Aim of the exercise: Go through the records and give each one again exactly.

++++++++++

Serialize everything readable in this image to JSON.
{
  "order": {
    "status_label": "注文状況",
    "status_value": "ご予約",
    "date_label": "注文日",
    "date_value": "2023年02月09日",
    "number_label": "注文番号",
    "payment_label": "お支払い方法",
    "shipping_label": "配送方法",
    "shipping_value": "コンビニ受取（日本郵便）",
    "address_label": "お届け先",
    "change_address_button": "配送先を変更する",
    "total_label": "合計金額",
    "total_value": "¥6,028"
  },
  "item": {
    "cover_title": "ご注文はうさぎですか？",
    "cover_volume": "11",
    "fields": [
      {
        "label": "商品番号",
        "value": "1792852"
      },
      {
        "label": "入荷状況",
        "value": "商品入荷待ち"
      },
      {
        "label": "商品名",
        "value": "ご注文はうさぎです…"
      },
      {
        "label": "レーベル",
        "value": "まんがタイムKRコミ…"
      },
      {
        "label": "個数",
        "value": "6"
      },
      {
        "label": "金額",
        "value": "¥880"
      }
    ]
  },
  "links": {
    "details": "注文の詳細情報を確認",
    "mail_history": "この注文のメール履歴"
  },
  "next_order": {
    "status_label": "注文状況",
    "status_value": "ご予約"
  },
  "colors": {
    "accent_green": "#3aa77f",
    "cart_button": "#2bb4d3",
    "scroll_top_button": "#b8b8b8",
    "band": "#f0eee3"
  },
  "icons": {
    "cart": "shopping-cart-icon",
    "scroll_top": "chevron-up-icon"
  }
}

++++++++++

Solution to this task:
Serialize everything readable in this image to JSON.
{
  "order": {
    "status_label": "注文状況",
    "status_value": "ご予約",
    "date_label": "注文日",
    "date_value": "2023年02月09日",
    "number_label": "注文番号",
    "payment_label": "お支払い方法",
    "shipping_label": "配送方法",
    "shipping_value": "コンビニ受取（日本郵便）",
    "address_label": "お届け先",
    "change_address_button": "配送先を変更する",
    "total_label": "合計金額",
    "total_value": "¥6,028"
  },
  "item": {
    "cover_title": "ご注文はうさぎですか？",
    "cover_volume": "11",
    "fields": [
      {
        "label": "商品番号",
        "value": "1792852"
      },
      {
        "label": "入荷状況",
        "value": "商品入荷待ち"
      },
      {
        "label": "商品名",
        "value": "ご注文はうさぎです…"
      },
      {
        "label": "レーベル",
        "value": "まんがタイムKRコミ…"
      },
      {
        "label": "個数",
        "value": "6"
      },
      {
        "label": "金額",
        "value": "¥880"
      }
    ]
  },
  "links": {
    "details": "注文の詳細情報を確認",
    "mail_history": "この注文のメール履歴"
  },
  "next_order": {
    "status_label": "注文状況",
    "status_value": "ご予約"
  },
  "colors": {
    "accent_green": "#3aa77f",
    "cart_button": "#2bb4d3",
    "scroll_top_button": "#b8b8b8",
    "band": "#f0eee3"
  },
  "icons": {
    "cart": "shopping-cart-icon",
    "scroll_top": "chevron-up-icon"
  }
}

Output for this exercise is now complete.